*** ENTRIES SHOWN Section Begins ***

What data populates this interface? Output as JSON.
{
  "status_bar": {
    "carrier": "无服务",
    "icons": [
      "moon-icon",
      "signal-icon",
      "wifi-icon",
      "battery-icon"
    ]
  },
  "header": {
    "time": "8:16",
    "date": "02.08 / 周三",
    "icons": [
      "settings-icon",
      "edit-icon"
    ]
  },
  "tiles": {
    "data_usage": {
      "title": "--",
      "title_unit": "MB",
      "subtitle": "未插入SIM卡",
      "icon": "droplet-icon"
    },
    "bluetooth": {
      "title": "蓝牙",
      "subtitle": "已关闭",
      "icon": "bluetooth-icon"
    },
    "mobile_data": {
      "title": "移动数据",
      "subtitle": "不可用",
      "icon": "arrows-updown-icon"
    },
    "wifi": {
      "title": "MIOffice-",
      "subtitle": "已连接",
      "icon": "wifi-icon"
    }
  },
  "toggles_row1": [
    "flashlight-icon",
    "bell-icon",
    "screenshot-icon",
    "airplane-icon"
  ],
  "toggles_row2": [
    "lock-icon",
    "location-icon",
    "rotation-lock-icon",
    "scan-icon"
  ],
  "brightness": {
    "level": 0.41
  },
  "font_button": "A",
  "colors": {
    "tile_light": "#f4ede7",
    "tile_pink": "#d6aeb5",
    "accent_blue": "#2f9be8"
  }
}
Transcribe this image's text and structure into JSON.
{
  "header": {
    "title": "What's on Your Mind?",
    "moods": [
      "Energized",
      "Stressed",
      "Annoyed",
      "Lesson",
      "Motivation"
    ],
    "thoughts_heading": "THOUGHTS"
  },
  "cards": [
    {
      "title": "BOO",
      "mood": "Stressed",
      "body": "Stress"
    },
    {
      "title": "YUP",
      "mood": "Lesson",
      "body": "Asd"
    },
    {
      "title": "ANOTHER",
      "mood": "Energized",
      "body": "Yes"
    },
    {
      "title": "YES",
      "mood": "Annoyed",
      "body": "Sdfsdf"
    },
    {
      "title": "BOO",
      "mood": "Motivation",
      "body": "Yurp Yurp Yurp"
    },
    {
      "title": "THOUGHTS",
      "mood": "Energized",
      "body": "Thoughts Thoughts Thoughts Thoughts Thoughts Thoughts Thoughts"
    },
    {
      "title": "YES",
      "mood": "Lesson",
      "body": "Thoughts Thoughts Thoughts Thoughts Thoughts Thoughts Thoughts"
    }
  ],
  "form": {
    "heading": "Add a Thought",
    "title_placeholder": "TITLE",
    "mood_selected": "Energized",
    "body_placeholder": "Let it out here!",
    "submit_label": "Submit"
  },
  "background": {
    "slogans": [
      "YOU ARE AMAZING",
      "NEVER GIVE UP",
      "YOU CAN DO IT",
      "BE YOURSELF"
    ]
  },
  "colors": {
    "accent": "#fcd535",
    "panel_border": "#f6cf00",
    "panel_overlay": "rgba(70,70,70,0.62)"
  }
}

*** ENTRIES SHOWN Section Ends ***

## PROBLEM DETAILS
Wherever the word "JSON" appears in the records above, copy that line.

## EXERCISE OUTPUT
What data populates this interface? Output as JSON.
Transcribe this image's text and structure into JSON.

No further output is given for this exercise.